Judge throws out Nevada ‘personhood’ initiative
Associated Press Writer
A state judge in Carson City threw out a proposed ballot initiative Friday that sought to define a person as “everyone possessing a human genome,” saying the language was too vague and violated state law that limits questions to one subject.
The Nevada Personhood initiative proposed to amend the state Constitution by defining a person and extending due process rights from the beginning of biological development through end of life.
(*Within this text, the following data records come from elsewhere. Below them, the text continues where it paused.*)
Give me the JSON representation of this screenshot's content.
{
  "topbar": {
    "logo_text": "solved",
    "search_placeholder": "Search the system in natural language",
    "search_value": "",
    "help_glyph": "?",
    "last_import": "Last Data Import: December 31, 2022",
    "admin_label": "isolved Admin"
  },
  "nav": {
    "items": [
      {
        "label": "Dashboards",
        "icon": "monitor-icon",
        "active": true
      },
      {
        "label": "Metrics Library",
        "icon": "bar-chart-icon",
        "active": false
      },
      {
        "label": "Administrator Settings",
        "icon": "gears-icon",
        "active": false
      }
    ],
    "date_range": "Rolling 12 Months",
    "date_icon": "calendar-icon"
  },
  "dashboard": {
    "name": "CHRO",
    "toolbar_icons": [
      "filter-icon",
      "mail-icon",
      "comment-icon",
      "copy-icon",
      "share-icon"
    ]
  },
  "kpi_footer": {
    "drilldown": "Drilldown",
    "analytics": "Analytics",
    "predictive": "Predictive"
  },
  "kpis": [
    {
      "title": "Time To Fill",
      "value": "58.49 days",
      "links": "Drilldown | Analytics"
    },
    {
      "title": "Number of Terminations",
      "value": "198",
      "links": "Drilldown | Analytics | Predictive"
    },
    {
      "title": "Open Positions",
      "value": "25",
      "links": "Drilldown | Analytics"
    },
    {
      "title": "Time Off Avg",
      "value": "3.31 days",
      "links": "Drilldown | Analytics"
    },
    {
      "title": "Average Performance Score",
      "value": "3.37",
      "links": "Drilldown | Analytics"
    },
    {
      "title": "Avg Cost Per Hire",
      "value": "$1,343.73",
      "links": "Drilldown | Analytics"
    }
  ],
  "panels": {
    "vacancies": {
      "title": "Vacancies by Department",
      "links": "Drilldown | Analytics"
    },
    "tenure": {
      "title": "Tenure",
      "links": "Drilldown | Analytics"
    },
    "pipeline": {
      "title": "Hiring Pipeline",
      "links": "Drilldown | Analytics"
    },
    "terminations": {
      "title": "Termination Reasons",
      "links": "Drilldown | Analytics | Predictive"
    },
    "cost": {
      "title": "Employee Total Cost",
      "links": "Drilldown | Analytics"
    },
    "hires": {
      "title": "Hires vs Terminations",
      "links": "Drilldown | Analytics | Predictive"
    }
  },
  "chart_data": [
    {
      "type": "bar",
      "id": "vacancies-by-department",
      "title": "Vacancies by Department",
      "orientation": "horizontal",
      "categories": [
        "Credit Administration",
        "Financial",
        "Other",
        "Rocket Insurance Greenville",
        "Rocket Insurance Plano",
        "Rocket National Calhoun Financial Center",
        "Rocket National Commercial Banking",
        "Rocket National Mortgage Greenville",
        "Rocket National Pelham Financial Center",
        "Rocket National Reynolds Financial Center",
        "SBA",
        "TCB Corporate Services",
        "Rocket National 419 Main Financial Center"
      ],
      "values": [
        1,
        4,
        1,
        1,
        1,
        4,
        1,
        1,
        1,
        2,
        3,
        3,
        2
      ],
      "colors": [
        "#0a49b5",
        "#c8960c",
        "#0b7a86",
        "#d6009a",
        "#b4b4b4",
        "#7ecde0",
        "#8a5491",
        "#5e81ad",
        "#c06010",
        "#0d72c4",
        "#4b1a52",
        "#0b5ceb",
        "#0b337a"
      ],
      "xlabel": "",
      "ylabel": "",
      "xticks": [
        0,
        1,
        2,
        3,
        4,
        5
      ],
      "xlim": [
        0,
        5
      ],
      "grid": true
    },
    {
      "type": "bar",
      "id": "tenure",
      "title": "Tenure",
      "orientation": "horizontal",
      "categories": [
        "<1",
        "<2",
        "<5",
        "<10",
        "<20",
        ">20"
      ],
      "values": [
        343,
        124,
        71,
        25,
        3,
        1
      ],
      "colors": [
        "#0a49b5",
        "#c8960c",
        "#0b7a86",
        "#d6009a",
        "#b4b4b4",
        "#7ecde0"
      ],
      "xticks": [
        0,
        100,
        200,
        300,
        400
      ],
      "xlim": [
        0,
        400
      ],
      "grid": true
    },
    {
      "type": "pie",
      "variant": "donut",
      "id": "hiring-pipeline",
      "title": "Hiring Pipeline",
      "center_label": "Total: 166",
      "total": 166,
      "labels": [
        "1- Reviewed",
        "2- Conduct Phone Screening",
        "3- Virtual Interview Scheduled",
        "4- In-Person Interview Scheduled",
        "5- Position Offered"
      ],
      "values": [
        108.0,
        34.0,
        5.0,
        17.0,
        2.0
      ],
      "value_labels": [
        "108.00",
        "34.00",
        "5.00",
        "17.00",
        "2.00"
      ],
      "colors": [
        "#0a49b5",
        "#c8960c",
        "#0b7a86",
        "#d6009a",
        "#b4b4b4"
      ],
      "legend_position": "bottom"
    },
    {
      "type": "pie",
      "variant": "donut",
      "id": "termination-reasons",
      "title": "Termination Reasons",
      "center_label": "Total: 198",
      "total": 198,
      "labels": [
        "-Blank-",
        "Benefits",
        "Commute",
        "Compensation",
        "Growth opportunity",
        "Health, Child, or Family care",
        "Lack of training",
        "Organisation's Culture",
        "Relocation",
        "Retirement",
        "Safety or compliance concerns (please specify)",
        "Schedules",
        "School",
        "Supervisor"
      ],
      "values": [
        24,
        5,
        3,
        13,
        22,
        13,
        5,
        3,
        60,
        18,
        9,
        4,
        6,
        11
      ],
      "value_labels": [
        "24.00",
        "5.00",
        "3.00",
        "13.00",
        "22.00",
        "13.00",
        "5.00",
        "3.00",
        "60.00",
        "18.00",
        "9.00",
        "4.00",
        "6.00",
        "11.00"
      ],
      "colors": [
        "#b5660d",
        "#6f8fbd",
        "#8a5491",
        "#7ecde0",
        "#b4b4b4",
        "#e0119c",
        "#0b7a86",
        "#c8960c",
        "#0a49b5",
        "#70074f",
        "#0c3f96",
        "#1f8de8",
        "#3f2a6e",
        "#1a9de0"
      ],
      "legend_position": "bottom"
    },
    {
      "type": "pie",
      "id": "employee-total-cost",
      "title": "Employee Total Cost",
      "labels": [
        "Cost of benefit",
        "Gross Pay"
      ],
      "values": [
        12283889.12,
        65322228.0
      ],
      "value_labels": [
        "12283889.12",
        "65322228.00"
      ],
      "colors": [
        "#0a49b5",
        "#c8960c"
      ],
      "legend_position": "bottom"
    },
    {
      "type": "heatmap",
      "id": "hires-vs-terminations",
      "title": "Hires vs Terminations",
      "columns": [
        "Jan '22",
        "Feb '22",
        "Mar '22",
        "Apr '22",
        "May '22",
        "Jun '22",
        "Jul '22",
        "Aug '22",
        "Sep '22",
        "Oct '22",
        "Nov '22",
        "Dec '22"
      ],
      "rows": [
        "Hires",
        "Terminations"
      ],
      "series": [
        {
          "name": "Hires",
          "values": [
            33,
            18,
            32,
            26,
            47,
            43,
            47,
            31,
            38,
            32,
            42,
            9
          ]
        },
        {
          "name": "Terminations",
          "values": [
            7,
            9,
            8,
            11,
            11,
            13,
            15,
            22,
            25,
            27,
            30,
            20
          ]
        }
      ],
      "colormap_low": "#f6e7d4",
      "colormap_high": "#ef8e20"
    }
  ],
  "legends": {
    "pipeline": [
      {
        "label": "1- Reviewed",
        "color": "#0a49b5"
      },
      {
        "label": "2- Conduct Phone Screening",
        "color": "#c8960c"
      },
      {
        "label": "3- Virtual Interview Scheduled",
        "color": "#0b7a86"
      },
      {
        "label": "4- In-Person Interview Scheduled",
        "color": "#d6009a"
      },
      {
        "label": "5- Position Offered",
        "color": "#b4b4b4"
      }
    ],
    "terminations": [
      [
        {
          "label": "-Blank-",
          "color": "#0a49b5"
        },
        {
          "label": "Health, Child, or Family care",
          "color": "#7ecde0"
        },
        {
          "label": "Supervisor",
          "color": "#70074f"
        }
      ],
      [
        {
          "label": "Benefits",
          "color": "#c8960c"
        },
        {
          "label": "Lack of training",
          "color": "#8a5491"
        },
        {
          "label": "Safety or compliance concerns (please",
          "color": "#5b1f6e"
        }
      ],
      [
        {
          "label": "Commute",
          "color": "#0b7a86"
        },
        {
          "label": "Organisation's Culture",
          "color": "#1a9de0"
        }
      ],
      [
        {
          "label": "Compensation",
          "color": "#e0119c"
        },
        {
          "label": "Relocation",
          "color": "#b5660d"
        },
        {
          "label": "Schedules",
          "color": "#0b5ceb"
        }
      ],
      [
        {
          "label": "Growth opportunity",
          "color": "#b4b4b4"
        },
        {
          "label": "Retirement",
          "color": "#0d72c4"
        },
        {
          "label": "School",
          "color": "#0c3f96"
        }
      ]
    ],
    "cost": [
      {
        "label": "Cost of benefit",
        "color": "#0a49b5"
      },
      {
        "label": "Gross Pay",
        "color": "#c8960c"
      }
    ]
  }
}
The petition does not specifically mention abortion, but says its intent is to codify “the inalienable right to life for everyone, young or old, healthy or ill, conscious or unconscious, born or unborn.”
Carson City District Court Judge James Russell said the measure was too broad and general in nature to be put before voters in November. “The issue to me is, are we adequately informing voters on what they’re voting on,” Russell said.
Besides being vague, Russell said the initiative violates a law limiting referendum questions to a single subject.
“There’s no way for the voter to understand the effects of the initiative,” he said
The ballot question was filed in October, and challenged by three plaintiffs represented by lawyers for Planned Parenthood and the American Civil Liberties Union.
Voters in Colorado rejected a similar measure in 2008. This year, it is being pursued in about a half dozen states.
Michael Brooks, an attorney for the Nevada personhood movement, said after Friday’s hearing that an appeal to the Nevada Supreme Court was planned.
Lee Rowland, attorney for the ACLU of Nevada, argued that while the initiative would add only 14 words to the constitution, it would have sweeping repercussions throughout state law and the constitution, including abortion rights, contraception and infertility treatments, that are not explained.
“It is making thousands of direct changes,” Rowland said.
Brooks countered that the proposal was not vague, and that “any eight-year-old” could understand it.
“This is far beyond the isolated issue of abortion,” he said. “Just because it’s broad doesn’t mean it’s vague.
Brooks said the intent was to protect the “dignity” of human life, and that any rulings as to how the amendment effected other areas of law would be up to future courts to decide.
Olaf Vancura, a Nevada Personhood leader, said if the Supreme Court overturns Russell’s ruling, the group will have until the middle of the summer to collect about 97,000 signatures to qualify for the November ballot.